# DATA SHOWN:

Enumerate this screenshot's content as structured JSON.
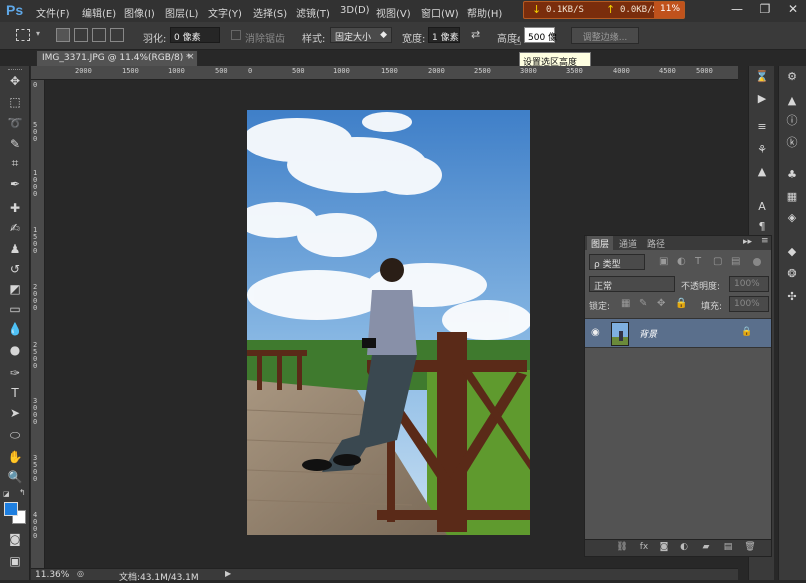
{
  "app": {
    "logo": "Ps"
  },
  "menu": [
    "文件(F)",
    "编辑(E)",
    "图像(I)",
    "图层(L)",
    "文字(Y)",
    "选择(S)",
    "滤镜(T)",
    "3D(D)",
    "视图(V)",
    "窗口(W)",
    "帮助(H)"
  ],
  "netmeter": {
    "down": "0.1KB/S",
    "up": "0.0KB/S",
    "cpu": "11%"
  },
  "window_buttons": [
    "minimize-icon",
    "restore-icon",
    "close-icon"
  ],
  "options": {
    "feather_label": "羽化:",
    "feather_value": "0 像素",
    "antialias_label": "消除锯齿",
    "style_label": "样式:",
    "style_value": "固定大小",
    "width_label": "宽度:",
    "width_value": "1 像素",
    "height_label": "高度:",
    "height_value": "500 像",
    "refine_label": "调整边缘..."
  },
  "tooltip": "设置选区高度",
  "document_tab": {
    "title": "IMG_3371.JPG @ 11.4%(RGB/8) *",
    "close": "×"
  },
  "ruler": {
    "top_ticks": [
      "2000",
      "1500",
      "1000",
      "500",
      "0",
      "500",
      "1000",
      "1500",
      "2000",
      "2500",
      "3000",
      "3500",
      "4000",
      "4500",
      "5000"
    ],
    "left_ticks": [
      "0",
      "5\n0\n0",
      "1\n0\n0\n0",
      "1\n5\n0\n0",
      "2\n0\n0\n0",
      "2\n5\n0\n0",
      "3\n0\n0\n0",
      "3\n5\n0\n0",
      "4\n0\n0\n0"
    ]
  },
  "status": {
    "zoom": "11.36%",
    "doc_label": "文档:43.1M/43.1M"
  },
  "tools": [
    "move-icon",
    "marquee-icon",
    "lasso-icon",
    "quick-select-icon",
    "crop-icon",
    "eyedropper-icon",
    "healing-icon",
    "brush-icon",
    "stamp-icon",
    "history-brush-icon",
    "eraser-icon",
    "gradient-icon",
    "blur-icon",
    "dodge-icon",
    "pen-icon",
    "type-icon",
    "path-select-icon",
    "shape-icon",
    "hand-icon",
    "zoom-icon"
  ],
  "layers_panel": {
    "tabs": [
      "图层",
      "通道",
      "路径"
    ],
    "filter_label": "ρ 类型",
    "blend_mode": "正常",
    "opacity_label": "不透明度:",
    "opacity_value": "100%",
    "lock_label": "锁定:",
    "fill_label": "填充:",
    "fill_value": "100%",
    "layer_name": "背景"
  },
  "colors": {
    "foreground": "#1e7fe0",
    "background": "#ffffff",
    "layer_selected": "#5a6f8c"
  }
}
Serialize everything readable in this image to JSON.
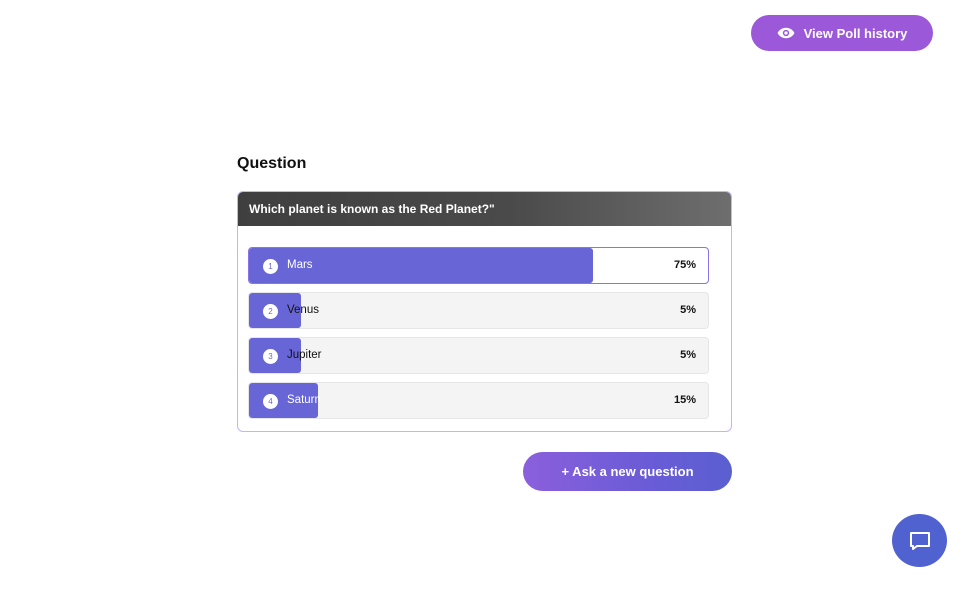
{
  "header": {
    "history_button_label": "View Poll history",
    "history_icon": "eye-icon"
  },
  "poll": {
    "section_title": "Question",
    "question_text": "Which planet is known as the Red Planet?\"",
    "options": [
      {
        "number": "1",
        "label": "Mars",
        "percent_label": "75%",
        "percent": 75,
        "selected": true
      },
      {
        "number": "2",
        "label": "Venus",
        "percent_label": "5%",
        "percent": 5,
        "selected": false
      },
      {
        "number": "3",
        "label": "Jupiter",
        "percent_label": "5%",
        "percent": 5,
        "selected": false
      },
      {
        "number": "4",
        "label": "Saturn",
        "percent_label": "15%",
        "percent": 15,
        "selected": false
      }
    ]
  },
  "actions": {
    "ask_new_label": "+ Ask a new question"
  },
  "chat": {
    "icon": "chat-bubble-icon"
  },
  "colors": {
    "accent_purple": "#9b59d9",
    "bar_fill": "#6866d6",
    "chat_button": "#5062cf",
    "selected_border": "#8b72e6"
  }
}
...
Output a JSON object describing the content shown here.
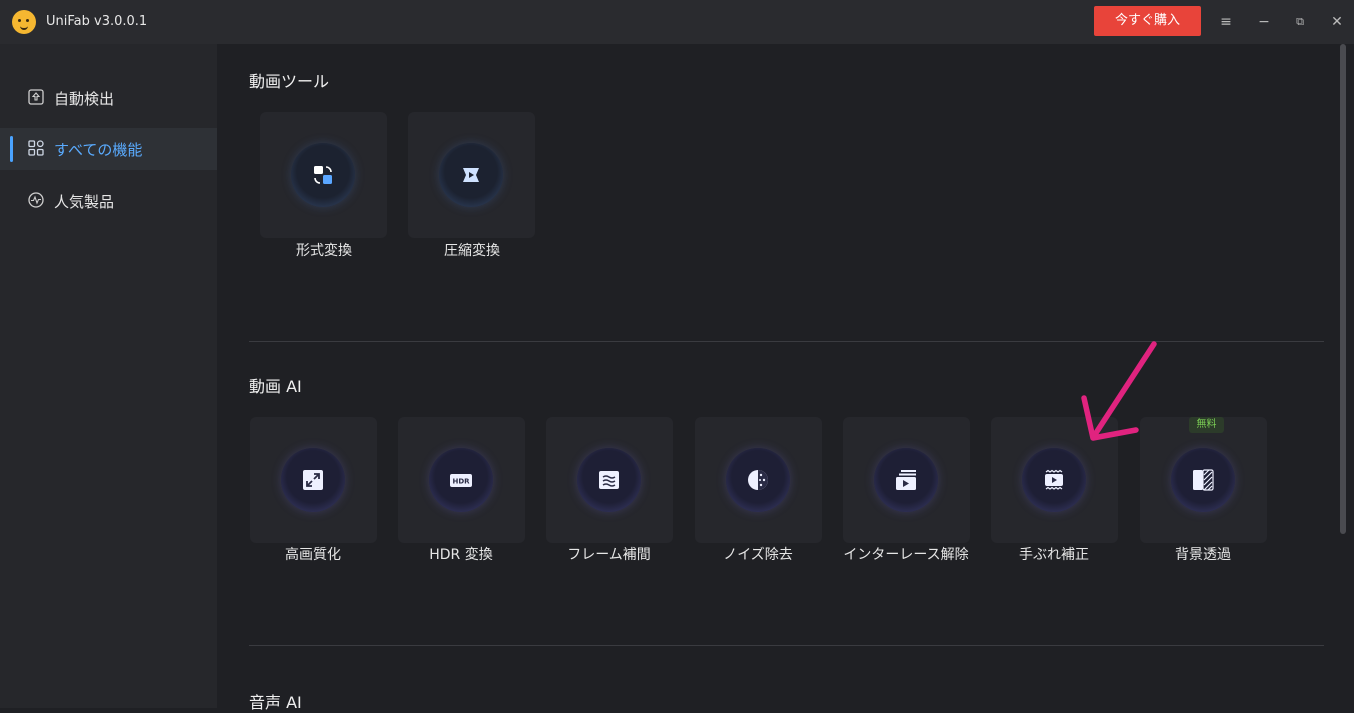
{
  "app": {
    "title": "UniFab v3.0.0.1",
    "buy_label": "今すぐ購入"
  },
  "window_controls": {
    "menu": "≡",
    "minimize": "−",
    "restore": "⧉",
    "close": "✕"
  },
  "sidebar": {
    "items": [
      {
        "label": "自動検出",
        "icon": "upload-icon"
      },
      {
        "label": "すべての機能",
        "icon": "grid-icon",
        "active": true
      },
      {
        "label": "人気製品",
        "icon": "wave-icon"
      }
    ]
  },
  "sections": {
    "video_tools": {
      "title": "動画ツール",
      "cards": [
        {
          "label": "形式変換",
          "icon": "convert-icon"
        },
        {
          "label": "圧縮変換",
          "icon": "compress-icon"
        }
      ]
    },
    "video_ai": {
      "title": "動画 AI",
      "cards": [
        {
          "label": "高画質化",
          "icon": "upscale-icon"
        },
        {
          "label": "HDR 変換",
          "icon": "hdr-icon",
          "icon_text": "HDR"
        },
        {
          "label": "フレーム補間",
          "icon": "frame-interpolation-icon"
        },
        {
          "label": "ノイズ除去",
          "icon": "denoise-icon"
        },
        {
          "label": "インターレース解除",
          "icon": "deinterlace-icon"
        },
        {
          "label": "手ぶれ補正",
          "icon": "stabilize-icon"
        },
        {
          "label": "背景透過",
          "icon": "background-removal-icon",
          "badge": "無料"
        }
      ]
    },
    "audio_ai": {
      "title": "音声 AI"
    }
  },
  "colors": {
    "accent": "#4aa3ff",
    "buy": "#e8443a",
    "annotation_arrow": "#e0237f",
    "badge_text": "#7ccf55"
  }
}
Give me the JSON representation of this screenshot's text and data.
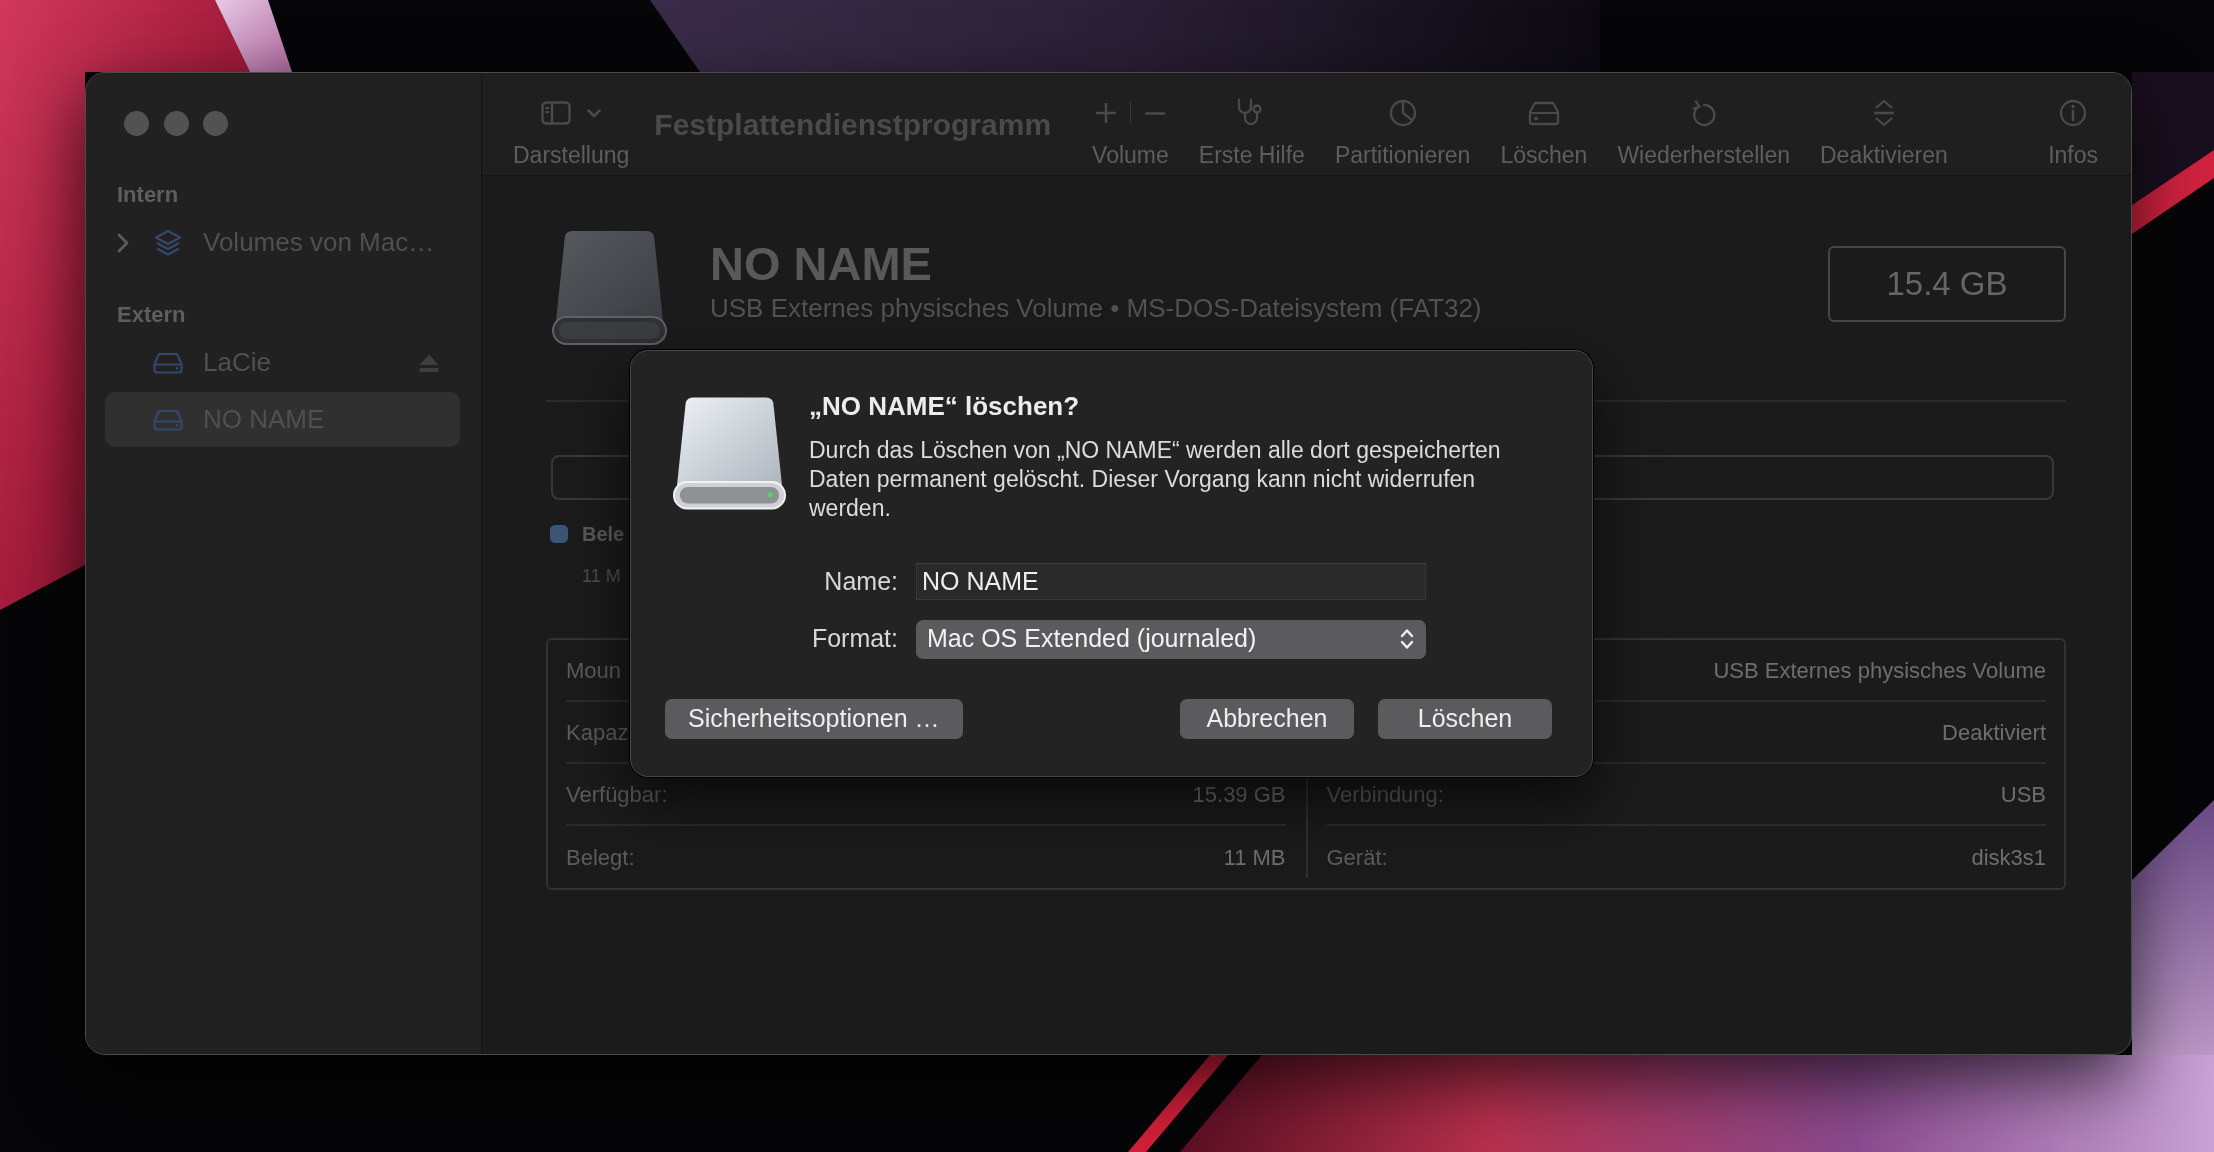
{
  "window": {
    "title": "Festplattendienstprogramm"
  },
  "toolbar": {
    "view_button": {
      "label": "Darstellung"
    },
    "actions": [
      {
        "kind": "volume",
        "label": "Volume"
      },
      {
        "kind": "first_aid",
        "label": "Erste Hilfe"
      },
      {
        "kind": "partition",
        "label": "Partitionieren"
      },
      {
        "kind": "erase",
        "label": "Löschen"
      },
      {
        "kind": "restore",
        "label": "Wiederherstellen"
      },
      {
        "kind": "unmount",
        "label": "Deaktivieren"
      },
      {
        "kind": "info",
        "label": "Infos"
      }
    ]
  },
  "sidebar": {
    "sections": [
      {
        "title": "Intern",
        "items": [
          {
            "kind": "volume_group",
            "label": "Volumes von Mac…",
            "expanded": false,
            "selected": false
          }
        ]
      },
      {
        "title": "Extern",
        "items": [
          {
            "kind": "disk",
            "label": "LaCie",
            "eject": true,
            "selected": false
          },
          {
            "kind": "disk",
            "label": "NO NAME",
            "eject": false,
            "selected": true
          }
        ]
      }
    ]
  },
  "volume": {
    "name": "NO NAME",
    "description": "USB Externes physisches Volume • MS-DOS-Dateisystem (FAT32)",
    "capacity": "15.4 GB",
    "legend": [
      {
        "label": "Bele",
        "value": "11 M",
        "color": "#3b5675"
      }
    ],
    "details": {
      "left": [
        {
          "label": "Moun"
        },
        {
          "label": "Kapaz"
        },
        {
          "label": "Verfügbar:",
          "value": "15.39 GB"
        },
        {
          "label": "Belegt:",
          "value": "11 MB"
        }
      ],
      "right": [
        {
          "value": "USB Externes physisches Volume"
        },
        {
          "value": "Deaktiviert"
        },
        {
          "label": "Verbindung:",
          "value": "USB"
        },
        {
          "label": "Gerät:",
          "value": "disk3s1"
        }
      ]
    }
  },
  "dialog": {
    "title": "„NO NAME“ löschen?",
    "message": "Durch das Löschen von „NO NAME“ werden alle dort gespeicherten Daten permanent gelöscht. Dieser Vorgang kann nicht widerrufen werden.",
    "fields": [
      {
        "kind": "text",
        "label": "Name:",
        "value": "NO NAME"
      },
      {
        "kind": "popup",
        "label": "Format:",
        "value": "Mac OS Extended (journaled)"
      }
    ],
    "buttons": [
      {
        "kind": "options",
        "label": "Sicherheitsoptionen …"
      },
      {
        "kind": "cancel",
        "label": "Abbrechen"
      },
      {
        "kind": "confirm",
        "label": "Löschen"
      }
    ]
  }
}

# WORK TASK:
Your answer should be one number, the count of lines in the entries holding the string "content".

# SOLUTION FOR THIS TASK:
2